So if you’re a successful American Olympic medallist then first of all many congratulations on your sporting success and secondly, don’t forget to settle your tax bill…
Published on: 28 May 2012
It doesn’t matter how good your answer is, if the markers can’t read your handwriting you won’t get the marks. It’s as simple as that.
As well as having the requisite technical knowledge students must have the necessary exam technique to ensure a pass. One of the more common complaints from markers is that sometimes the handwriting on exam scripts is so bad that they simply cannot read the answers. If they cannot read the answers then they cannot give you any marks.
Whilst it’s probably a bit late now to radically change your handwriting style, there are some simple steps you can take to make your script more readable. An easy one is to leave a gap between each paragraph. This breaks up the text on the page so that it doesn’t look too cluttered and will be easier for the marker to read.
Another point is to practice writing answers under exam conditions. Some of the papers are “written style” papers rather than a numerical one so you must get used to writing under exam conditions. The last time you probably wrote for 3 hours was at the last exam session! Everybody tends to use computers more and more these days and it’s relatively unusual to be writing significant amounts by hand. Practice writing answers under exam conditions and then give your answer to a friend or family member and see if they can understand it!

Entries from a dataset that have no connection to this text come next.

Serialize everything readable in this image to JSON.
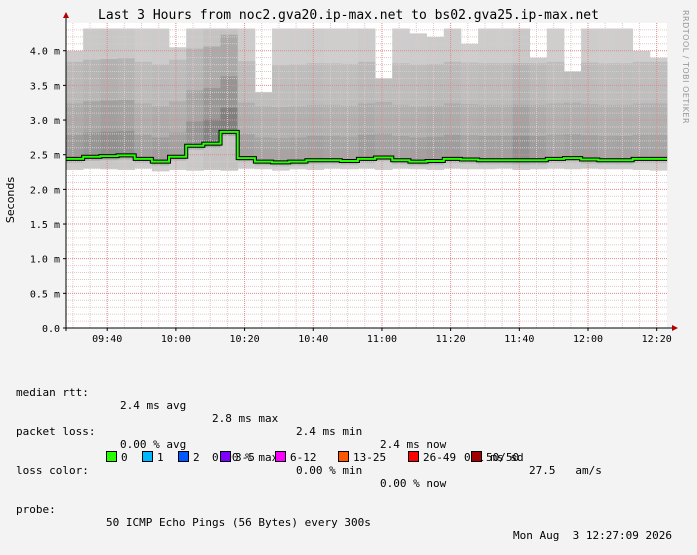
{
  "title": "Last 3 Hours from noc2.gva20.ip-max.net to bs02.gva25.ip-max.net",
  "watermark": "RRDTOOL / TOBI OETIKER",
  "stats": {
    "median_rtt_label": "median rtt:",
    "median_avg": "2.4 ms avg",
    "median_max": "2.8 ms max",
    "median_min": "2.4 ms min",
    "median_now": "2.4 ms now",
    "median_sd": "0.1 ms sd",
    "median_ams": "27.5   am/s",
    "packet_loss_label": "packet loss:",
    "loss_avg": "0.00 % avg",
    "loss_max": "0.00 % max",
    "loss_min": "0.00 % min",
    "loss_now": "0.00 % now",
    "loss_color_label": "loss color:",
    "probe_label": "probe:",
    "probe_text": "50 ICMP Echo Pings (56 Bytes) every 300s",
    "timestamp": "Mon Aug  3 12:27:09 2026"
  },
  "loss_colors": [
    {
      "label": "0",
      "color": "#26ff00"
    },
    {
      "label": "1",
      "color": "#00b8ff"
    },
    {
      "label": "2",
      "color": "#0059ff"
    },
    {
      "label": "3-5",
      "color": "#7e00ff"
    },
    {
      "label": "6-12",
      "color": "#ff00ff"
    },
    {
      "label": "13-25",
      "color": "#ff5500"
    },
    {
      "label": "26-49",
      "color": "#ff0000"
    },
    {
      "label": "50/50",
      "color": "#a10000"
    }
  ],
  "chart_data": {
    "type": "line",
    "title": "Last 3 Hours from noc2.gva20.ip-max.net to bs02.gva25.ip-max.net",
    "ylabel": "Seconds",
    "xlabel": "",
    "ylim": [
      0,
      4.4
    ],
    "y_ticks": [
      0,
      0.5,
      1.0,
      1.5,
      2.0,
      2.5,
      3.0,
      3.5,
      4.0
    ],
    "y_tick_labels": [
      "0.0",
      "0.5 m",
      "1.0 m",
      "1.5 m",
      "2.0 m",
      "2.5 m",
      "3.0 m",
      "3.5 m",
      "4.0 m"
    ],
    "y_unit": "ms",
    "x_tick_labels": [
      "09:40",
      "10:00",
      "10:20",
      "10:40",
      "11:00",
      "11:20",
      "11:40",
      "12:00",
      "12:20"
    ],
    "x_tick_minutes": [
      40,
      60,
      80,
      100,
      120,
      140,
      160,
      180,
      200
    ],
    "x_start_minutes": 28,
    "interval_minutes": 5,
    "grid": true,
    "series": [
      {
        "name": "median rtt",
        "color": "#26ff00",
        "values": [
          2.44,
          2.47,
          2.48,
          2.49,
          2.44,
          2.4,
          2.47,
          2.63,
          2.66,
          2.83,
          2.45,
          2.4,
          2.39,
          2.4,
          2.42,
          2.42,
          2.41,
          2.44,
          2.46,
          2.42,
          2.4,
          2.41,
          2.44,
          2.43,
          2.42,
          2.42,
          2.42,
          2.42,
          2.44,
          2.45,
          2.43,
          2.42,
          2.42,
          2.44,
          2.44
        ]
      }
    ],
    "smoke": {
      "low": [
        2.28,
        2.3,
        2.29,
        2.28,
        2.3,
        2.26,
        2.28,
        2.27,
        2.28,
        2.27,
        2.3,
        2.29,
        2.27,
        2.29,
        2.28,
        2.3,
        2.29,
        2.3,
        2.28,
        2.3,
        2.29,
        2.28,
        2.3,
        2.29,
        2.29,
        2.3,
        2.28,
        2.29,
        2.3,
        2.29,
        2.3,
        2.29,
        2.29,
        2.28,
        2.27
      ],
      "high": [
        4.0,
        4.32,
        4.32,
        4.32,
        4.32,
        4.32,
        4.05,
        4.32,
        4.32,
        4.32,
        4.32,
        3.4,
        4.32,
        4.32,
        4.32,
        4.32,
        4.32,
        4.32,
        3.6,
        4.32,
        4.25,
        4.2,
        4.32,
        4.1,
        4.32,
        4.32,
        4.32,
        3.9,
        4.32,
        3.7,
        4.32,
        4.32,
        4.32,
        4.0,
        3.9
      ],
      "darkness": [
        0.45,
        0.55,
        0.65,
        0.6,
        0.4,
        0.45,
        0.4,
        0.55,
        0.8,
        0.85,
        0.4,
        0.35,
        0.35,
        0.38,
        0.4,
        0.35,
        0.35,
        0.45,
        0.38,
        0.38,
        0.4,
        0.45,
        0.45,
        0.35,
        0.4,
        0.4,
        0.6,
        0.45,
        0.35,
        0.4,
        0.4,
        0.35,
        0.38,
        0.35,
        0.35
      ]
    }
  }
}
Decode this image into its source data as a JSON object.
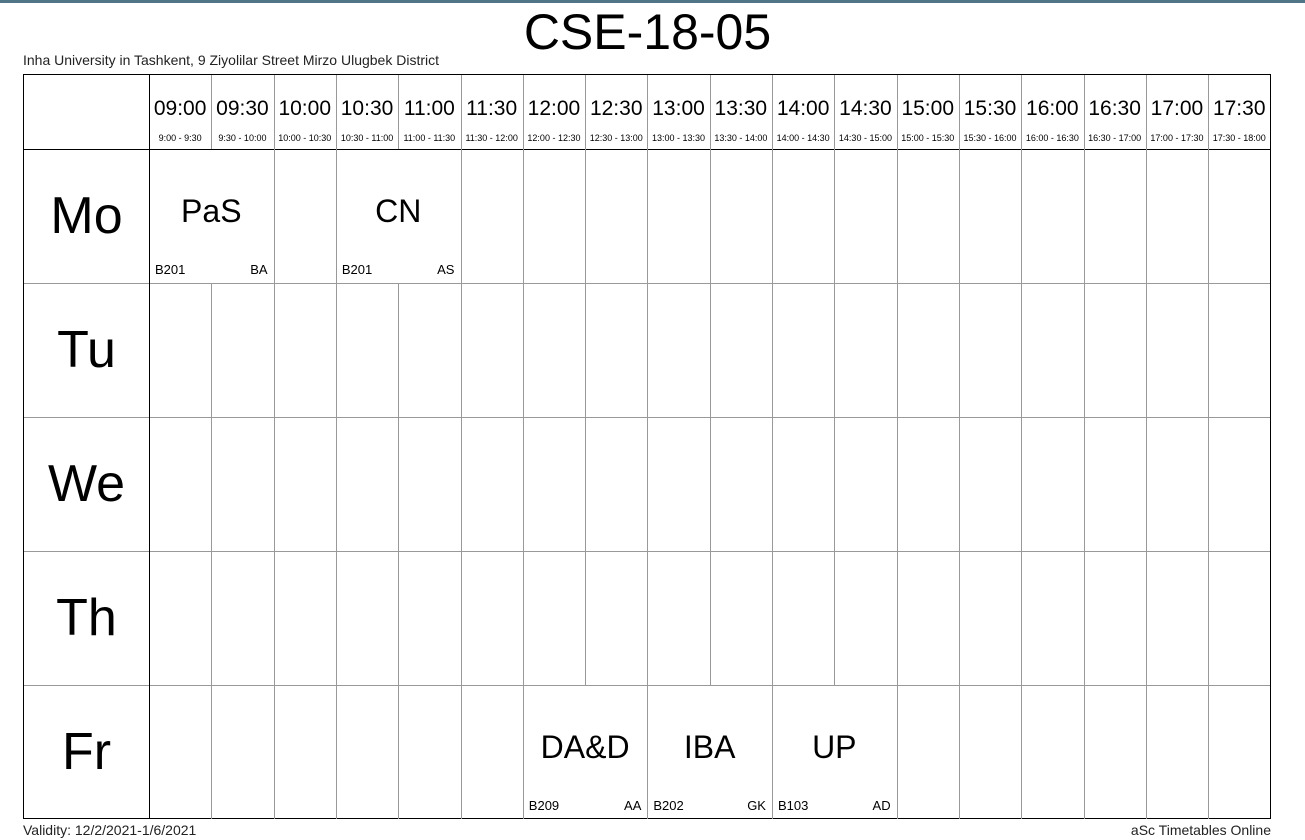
{
  "header": {
    "title": "CSE-18-05",
    "subtitle": "Inha University in Tashkent, 9 Ziyolilar Street Mirzo Ulugbek District"
  },
  "footer": {
    "validity": "Validity: 12/2/2021-1/6/2021",
    "brand": "aSc Timetables Online"
  },
  "periods": [
    {
      "time": "09:00",
      "range": "9:00 - 9:30"
    },
    {
      "time": "09:30",
      "range": "9:30 - 10:00"
    },
    {
      "time": "10:00",
      "range": "10:00 - 10:30"
    },
    {
      "time": "10:30",
      "range": "10:30 - 11:00"
    },
    {
      "time": "11:00",
      "range": "11:00 - 11:30"
    },
    {
      "time": "11:30",
      "range": "11:30 - 12:00"
    },
    {
      "time": "12:00",
      "range": "12:00 - 12:30"
    },
    {
      "time": "12:30",
      "range": "12:30 - 13:00"
    },
    {
      "time": "13:00",
      "range": "13:00 - 13:30"
    },
    {
      "time": "13:30",
      "range": "13:30 - 14:00"
    },
    {
      "time": "14:00",
      "range": "14:00 - 14:30"
    },
    {
      "time": "14:30",
      "range": "14:30 - 15:00"
    },
    {
      "time": "15:00",
      "range": "15:00 - 15:30"
    },
    {
      "time": "15:30",
      "range": "15:30 - 16:00"
    },
    {
      "time": "16:00",
      "range": "16:00 - 16:30"
    },
    {
      "time": "16:30",
      "range": "16:30 - 17:00"
    },
    {
      "time": "17:00",
      "range": "17:00 - 17:30"
    },
    {
      "time": "17:30",
      "range": "17:30 - 18:00"
    }
  ],
  "days": [
    "Mo",
    "Tu",
    "We",
    "Th",
    "Fr"
  ],
  "lessons": [
    {
      "day": "Mo",
      "start": "09:00",
      "end": "10:00",
      "subject": "PaS",
      "room": "B201",
      "teacher": "BA"
    },
    {
      "day": "Mo",
      "start": "10:30",
      "end": "11:30",
      "subject": "CN",
      "room": "B201",
      "teacher": "AS"
    },
    {
      "day": "Fr",
      "start": "12:00",
      "end": "13:00",
      "subject": "DA&D",
      "room": "B209",
      "teacher": "AA"
    },
    {
      "day": "Fr",
      "start": "13:00",
      "end": "14:00",
      "subject": "IBA",
      "room": "B202",
      "teacher": "GK"
    },
    {
      "day": "Fr",
      "start": "14:00",
      "end": "15:00",
      "subject": "UP",
      "room": "B103",
      "teacher": "AD"
    }
  ]
}
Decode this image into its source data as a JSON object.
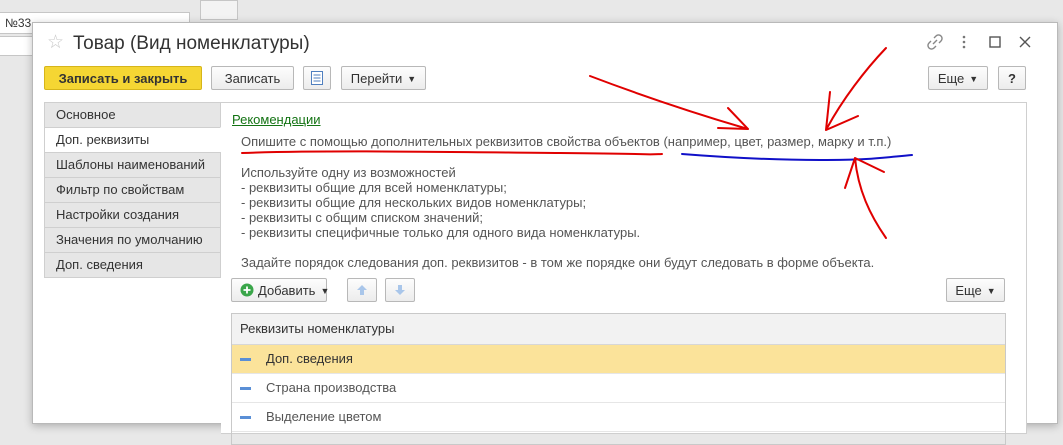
{
  "background": {
    "field_value": "№33"
  },
  "window": {
    "title": "Товар (Вид номенклатуры)",
    "icons": [
      "link-icon",
      "more-vert-icon",
      "maximize-icon",
      "close-icon"
    ]
  },
  "toolbar": {
    "save_close": "Записать и закрыть",
    "save": "Записать",
    "goto": "Перейти",
    "more": "Еще",
    "help": "?"
  },
  "nav": {
    "items": [
      "Основное",
      "Доп. реквизиты",
      "Шаблоны наименований",
      "Фильтр по свойствам",
      "Настройки создания",
      "Значения по умолчанию",
      "Доп. сведения"
    ],
    "active_index": 1
  },
  "content": {
    "recommendations_link": "Рекомендации",
    "hint1": "Опишите с помощью дополнительных реквизитов свойства объектов (например, цвет, размер, марку и т.п.)",
    "hint2": "Используйте одну из возможностей",
    "hint3": "- реквизиты общие для всей номенклатуры;",
    "hint4": "- реквизиты общие для нескольких видов номенклатуры;",
    "hint5": "- реквизиты с общим списком значений;",
    "hint6": "- реквизиты специфичные только для одного вида номенклатуры.",
    "hint7": "Задайте порядок следования доп. реквизитов - в том же порядке они будут следовать в форме объекта.",
    "add_button": "Добавить",
    "more_button": "Еще",
    "grid_header": "Реквизиты номенклатуры",
    "rows": [
      "Доп. сведения",
      "Страна производства",
      "Выделение цветом"
    ]
  },
  "annotation_colors": {
    "red": "#e00000",
    "blue": "#1010c8"
  }
}
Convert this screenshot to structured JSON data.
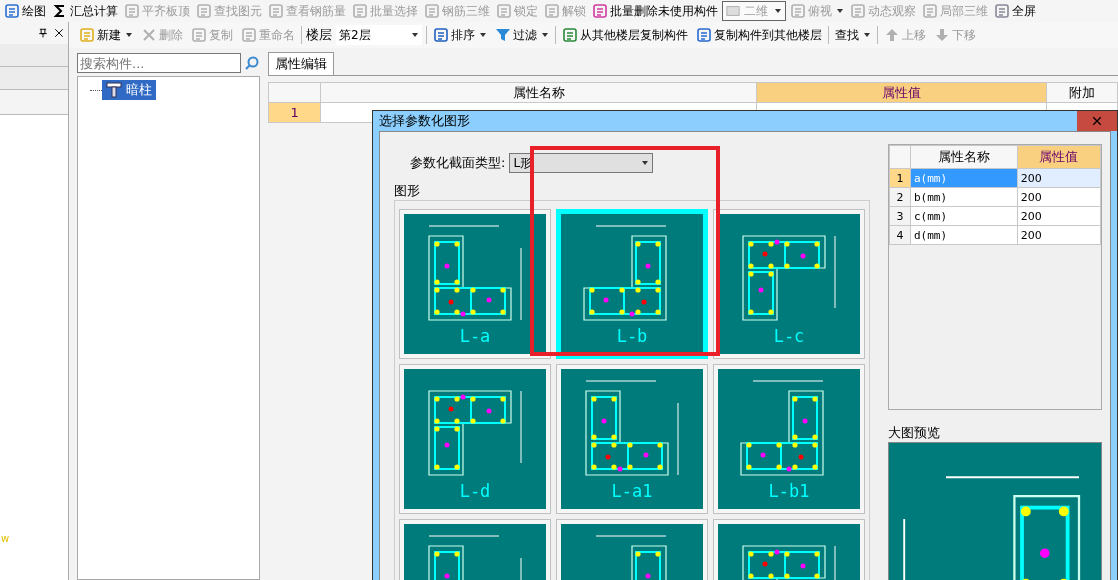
{
  "main_toolbar": [
    {
      "label": "绘图",
      "kind": "button",
      "disabled": false
    },
    {
      "label": "汇总计算",
      "kind": "button",
      "disabled": false
    },
    {
      "label": "平齐板顶",
      "kind": "button",
      "disabled": true
    },
    {
      "label": "查找图元",
      "kind": "button",
      "disabled": true
    },
    {
      "label": "查看钢筋量",
      "kind": "button",
      "disabled": true
    },
    {
      "label": "批量选择",
      "kind": "button",
      "disabled": true
    },
    {
      "label": "钢筋三维",
      "kind": "button",
      "disabled": true
    },
    {
      "label": "锁定",
      "kind": "button",
      "disabled": true
    },
    {
      "label": "解锁",
      "kind": "button",
      "disabled": true
    },
    {
      "label": "批量删除未使用构件",
      "kind": "button",
      "disabled": false
    },
    {
      "label": "二维",
      "kind": "combo",
      "disabled": true
    },
    {
      "label": "俯视",
      "kind": "dropdown",
      "disabled": true
    },
    {
      "label": "动态观察",
      "kind": "button",
      "disabled": true
    },
    {
      "label": "局部三维",
      "kind": "button",
      "disabled": true
    },
    {
      "label": "全屏",
      "kind": "button",
      "disabled": false
    }
  ],
  "component_toolbar": [
    {
      "label": "新建",
      "kind": "dropdown",
      "disabled": false
    },
    {
      "label": "删除",
      "kind": "button",
      "disabled": true
    },
    {
      "label": "复制",
      "kind": "button",
      "disabled": true
    },
    {
      "label": "重命名",
      "kind": "button",
      "disabled": true
    },
    {
      "label": "楼层",
      "kind": "label"
    },
    {
      "label": "第2层",
      "kind": "combo",
      "disabled": false
    },
    {
      "label": "排序",
      "kind": "dropdown",
      "disabled": false
    },
    {
      "label": "过滤",
      "kind": "dropdown",
      "disabled": false
    },
    {
      "label": "从其他楼层复制构件",
      "kind": "button",
      "disabled": false
    },
    {
      "label": "复制构件到其他楼层",
      "kind": "button",
      "disabled": false
    },
    {
      "label": "查找",
      "kind": "dropdown",
      "disabled": false
    },
    {
      "label": "上移",
      "kind": "button",
      "disabled": true
    },
    {
      "label": "下移",
      "kind": "button",
      "disabled": true
    }
  ],
  "left_panel": {
    "marker": "w"
  },
  "component_tree": {
    "search": {
      "placeholder": "搜索构件..."
    },
    "items": [
      {
        "label": "暗柱",
        "selected": true
      }
    ]
  },
  "property_panel": {
    "tabs": [
      {
        "label": "属性编辑",
        "selected": true
      }
    ],
    "columns": [
      {
        "label": "属性名称",
        "selected": false
      },
      {
        "label": "属性值",
        "selected": true
      },
      {
        "label": "附加",
        "selected": false
      }
    ],
    "rows": [
      {
        "number": "1"
      }
    ]
  },
  "dialog": {
    "title": "选择参数化图形",
    "section_type": {
      "label": "参数化截面类型:",
      "value": "L形"
    },
    "group_label": "图形",
    "shapes": [
      {
        "caption": "L-a",
        "selected": false
      },
      {
        "caption": "L-b",
        "selected": true
      },
      {
        "caption": "L-c",
        "selected": false
      },
      {
        "caption": "L-d",
        "selected": false
      },
      {
        "caption": "L-a1",
        "selected": false
      },
      {
        "caption": "L-b1",
        "selected": false
      },
      {
        "selected": false
      },
      {
        "selected": false
      },
      {
        "selected": false
      }
    ],
    "params": {
      "columns": [
        "属性名称",
        "属性值"
      ],
      "rows": [
        {
          "number": "1",
          "name": "a(mm)",
          "value": "200",
          "selected": true
        },
        {
          "number": "2",
          "name": "b(mm)",
          "value": "200",
          "selected": false
        },
        {
          "number": "3",
          "name": "c(mm)",
          "value": "200",
          "selected": false
        },
        {
          "number": "4",
          "name": "d(mm)",
          "value": "200",
          "selected": false
        }
      ]
    },
    "preview_label": "大图预览"
  }
}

This was brought home to me the other day when I was talking to my niece. When I mentioned that as a child I used to write notes to fellow students and pass them around the class, she looked at me as though I was a dinosaur. Nowadays they don’t handwrite them but instead send phone text messages to their fellow students. Writing by hand will soon become a thing of the past…